§ **Records provided**
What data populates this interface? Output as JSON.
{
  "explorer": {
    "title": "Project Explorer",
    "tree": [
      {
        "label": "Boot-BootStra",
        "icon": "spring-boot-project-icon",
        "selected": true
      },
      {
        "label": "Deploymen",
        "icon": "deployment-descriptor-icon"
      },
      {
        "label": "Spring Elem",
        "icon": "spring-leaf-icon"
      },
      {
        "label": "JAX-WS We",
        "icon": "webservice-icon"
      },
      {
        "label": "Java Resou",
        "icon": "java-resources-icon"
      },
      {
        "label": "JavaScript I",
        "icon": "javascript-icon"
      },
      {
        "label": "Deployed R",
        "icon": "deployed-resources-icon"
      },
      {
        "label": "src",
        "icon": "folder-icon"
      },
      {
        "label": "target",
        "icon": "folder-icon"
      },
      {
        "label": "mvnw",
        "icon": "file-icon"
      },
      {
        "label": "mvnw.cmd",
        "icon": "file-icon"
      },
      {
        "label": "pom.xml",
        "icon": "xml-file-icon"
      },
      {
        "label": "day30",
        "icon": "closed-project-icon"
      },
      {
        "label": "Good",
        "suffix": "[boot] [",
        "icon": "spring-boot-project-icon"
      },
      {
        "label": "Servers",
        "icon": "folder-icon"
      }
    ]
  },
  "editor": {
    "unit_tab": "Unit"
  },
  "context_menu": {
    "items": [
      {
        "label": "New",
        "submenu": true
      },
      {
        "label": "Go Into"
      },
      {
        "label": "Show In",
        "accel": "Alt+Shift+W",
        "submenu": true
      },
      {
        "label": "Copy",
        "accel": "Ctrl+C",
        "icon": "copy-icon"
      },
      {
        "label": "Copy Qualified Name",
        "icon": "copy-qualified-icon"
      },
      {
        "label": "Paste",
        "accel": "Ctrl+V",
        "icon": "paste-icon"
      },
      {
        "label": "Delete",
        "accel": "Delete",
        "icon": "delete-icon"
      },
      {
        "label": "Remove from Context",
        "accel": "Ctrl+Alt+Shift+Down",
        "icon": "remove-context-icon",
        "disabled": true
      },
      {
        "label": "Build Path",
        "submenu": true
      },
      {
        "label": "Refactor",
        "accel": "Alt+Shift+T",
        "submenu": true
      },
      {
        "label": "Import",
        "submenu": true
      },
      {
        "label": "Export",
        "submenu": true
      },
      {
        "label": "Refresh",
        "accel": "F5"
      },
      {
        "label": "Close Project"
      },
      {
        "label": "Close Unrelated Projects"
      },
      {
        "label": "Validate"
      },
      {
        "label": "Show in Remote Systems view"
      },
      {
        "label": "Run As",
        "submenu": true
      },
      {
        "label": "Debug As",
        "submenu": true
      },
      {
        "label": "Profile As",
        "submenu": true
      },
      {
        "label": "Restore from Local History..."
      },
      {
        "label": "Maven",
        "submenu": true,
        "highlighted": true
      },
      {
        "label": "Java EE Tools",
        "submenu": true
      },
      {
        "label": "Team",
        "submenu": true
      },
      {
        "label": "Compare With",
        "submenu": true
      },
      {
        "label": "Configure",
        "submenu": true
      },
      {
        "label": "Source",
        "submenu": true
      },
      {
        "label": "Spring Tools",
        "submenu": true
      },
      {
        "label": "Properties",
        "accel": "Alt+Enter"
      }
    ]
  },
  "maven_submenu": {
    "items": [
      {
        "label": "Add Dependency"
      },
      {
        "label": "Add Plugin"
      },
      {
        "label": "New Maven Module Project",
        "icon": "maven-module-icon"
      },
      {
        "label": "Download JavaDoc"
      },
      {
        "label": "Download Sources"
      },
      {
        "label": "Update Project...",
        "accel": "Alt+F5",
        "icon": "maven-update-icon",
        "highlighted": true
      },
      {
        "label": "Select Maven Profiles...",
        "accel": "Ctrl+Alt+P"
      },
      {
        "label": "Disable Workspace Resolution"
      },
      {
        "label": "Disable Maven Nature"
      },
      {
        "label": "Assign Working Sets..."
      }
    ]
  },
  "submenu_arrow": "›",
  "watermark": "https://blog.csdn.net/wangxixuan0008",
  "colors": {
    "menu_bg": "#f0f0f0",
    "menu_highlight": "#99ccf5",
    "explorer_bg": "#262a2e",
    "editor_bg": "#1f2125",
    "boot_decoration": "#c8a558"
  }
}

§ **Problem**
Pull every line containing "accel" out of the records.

§ **Reply to the task**
        "accel": "Alt+Shift+W",
        "accel": "Ctrl+C",
        "accel": "Ctrl+V",
        "accel": "Delete",
        "accel": "Ctrl+Alt+Shift+Down",
        "accel": "Alt+Shift+T",
        "accel": "F5"
        "accel": "Alt+Enter"
        "accel": "Alt+F5",
        "accel": "Ctrl+Alt+P"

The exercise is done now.